Five Ways I was Wrong About Automatic Tuning
I first became seriously involved with Gibson because of the HD.6X Pro hex guitar, and even put a two-piece band together based on it. Then one day Henry Juszkiewicz, Gibson’s Chairman and CEO, called to say if I liked the HD.6X Pro, I was really going to like Gibson’s latest development—the Robot Guitar. “Craig, it’s a guitar that tunes itself!”
I was unimpressed. “Henry, I know how to tune a guitar…I guess beginners will like it, though.” But then he added “It does alternate tunings.” Well, I wasn’t impressed with that either; I seldom used alternate tunings because they’re a pain. I’m also the kind of guy who was even reluctant to put a battery in a guitar. But he was insistent, so I figured I should at least try it out.
Ooops. Here are the five main aspects where my initial assumptions were wrong.
I know how to tune a guitar, so there’s no real point in having a guitar that tunes itself. But there is a point—automatic tuning tunes all six strings to pitch within seconds. As a card-carrying humanoid biped, until I grow an extra five hands that ain’t gonna happen by myself. Time is money in my world; reducing tuning time dramatically is a big deal.
I wouldn’t use the alternate tunings anyway. Once I found it was possible to dial up alternate tunings in seconds, my slide—which had been gathering dust—gathered dust no more. Open and other tunings can add entirely new textures.

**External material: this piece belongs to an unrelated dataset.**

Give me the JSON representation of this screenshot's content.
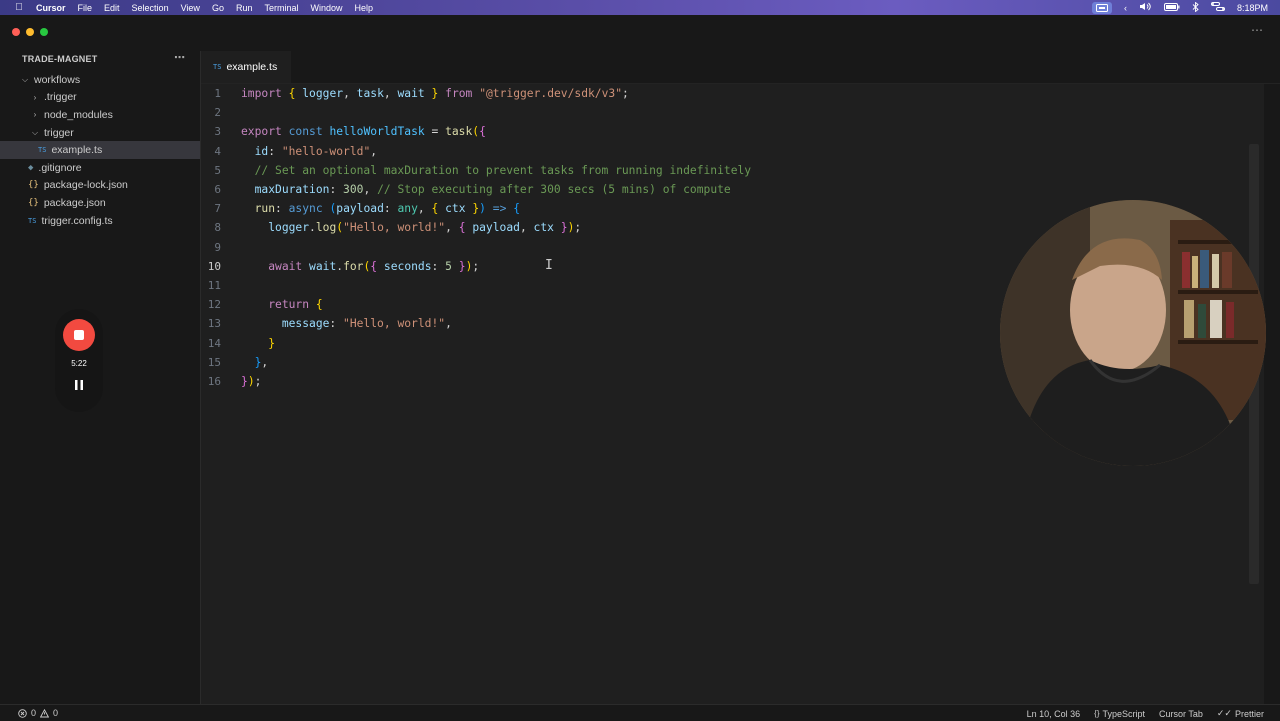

Really, how often do you tune a guitar anyway? You know the story: you tune up and you play; it’s not a big deal. Except…it is a big deal if you’re in the studio, and subsequent parts reveal the guitar wasn’t quite in tune—so you have to re-cut it (or hope Melodyne’s polyphonic pitch correction mode can fix it). It’s also a big deal because I create sample libraries of guitar sounds and the tuning for every single note has to be perfect. When doing my first library, I spent at least a third of my time tuning. With automatic tuning that shrank to a couple percent of the time, because it was a no-brainer to take a few seconds and tweak the tuning before every series of takes.
I’d be hosed if the battery died. I assumed that, but even with the original Robot guitar you could tune manually if you disengaged the tuning heads from the gear mechanism (klunky, but functional). Gibson G FORCE™ is an improvement because the tuners also work manually—if you forget to replace the battery before a gig, you’re no worse off than if you didn’t have G FORCE™.
Automatic tuning is a one-trick pony. Once I delved further into the features, I discovered lots of other useful functions…like the “string up” and “string down” modes that make it easy to replace strings, and the option to create “sweetened” tunings with some strings set slightly sharp or flat. And in the studio, I sometimes like to slow the tracks down a half-step, and play guitar with the half-step-down alternate tuning preset. Raising the tracks back to normal pitch gives the guitar a brighter, more “pop” timbre.
Yes, in many ways I was wrong about automatic tuning. Then again there’s my daughter, who was raised on the Dark Fire guitar (which had automatic tuning). She thinks it’s odd to play a guitar that doesn’t tune itself. And after years of using automatic tuning, I see her point.